The story is that of a dying grandmother and a young child hurt and confused by the loss. In her final days, Mima teaches young Julian her namesake’s important mantra: “All will be well, everything will be well.” When Mima dies, Julian asks God why he didn’t heal her. In response, she is reminded of this phrase.
I have a lot of conflicting thoughts about this book. It’s well-written, with a gentle tone befitting its subject matter, and wonderfully illustrated. I wonder if it’s trying too hard by directly incorporating Julian of Norwich. All Will Be Well never focuses on that Julian, tells us anything about her, simply ascribes to her this single quote. It comes across to me as a distraction. Could the book have made the same point in virtually the same words without invoking a 12th century mystic? Absolutely. It would have been less distracting and probably just as impactful to have included the quote’s origins in an afterword.

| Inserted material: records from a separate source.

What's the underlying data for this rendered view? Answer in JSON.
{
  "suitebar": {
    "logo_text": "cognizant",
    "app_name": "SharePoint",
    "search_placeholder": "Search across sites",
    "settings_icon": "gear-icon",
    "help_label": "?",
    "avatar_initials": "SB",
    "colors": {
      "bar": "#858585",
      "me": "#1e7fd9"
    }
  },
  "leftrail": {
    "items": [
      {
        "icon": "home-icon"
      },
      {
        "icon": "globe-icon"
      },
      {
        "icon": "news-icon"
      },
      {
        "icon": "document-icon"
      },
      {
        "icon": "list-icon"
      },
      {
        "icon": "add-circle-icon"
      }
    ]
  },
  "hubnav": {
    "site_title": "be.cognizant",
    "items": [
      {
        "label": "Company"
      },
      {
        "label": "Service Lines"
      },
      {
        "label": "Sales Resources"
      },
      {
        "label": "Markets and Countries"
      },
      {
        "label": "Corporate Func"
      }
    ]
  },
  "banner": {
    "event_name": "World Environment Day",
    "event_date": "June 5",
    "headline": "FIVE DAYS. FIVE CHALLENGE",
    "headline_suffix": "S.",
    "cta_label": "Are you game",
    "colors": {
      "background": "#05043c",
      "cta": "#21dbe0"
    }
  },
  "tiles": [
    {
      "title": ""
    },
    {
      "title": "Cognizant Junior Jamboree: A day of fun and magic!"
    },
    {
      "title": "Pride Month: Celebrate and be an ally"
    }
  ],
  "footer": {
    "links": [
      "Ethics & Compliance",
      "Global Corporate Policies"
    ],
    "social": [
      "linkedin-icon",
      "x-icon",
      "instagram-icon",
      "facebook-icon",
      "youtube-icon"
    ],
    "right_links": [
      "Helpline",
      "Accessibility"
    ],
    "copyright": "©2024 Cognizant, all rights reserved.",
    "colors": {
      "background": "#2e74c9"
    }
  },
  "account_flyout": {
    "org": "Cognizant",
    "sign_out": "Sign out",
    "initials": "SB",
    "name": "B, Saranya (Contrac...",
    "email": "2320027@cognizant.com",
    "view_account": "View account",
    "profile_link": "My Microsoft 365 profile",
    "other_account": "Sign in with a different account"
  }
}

More important than structure, however, is the message of “All will be well, everything will be well.” The point of the quote is that, no matter what pain or loss is endured, Christ will one day redeem all things. That’s an important point, but it must never be used to deny or downplay the very legitimate feelings of grief over loss. Lament is an integral part of Scripture. (There’s a whole book named for it!) Future restoration does not negate current loss. All Will Be Will never explicitly claims this, but it never explicitly says it doesn’t, either. If a book is going to be nuanced enough to invoke a rather obscure (to the majority of Protestant children) 12th century Catholic mystic, then it needs to nuanced enough to hold the goodness of grief alongside the hope of redemption.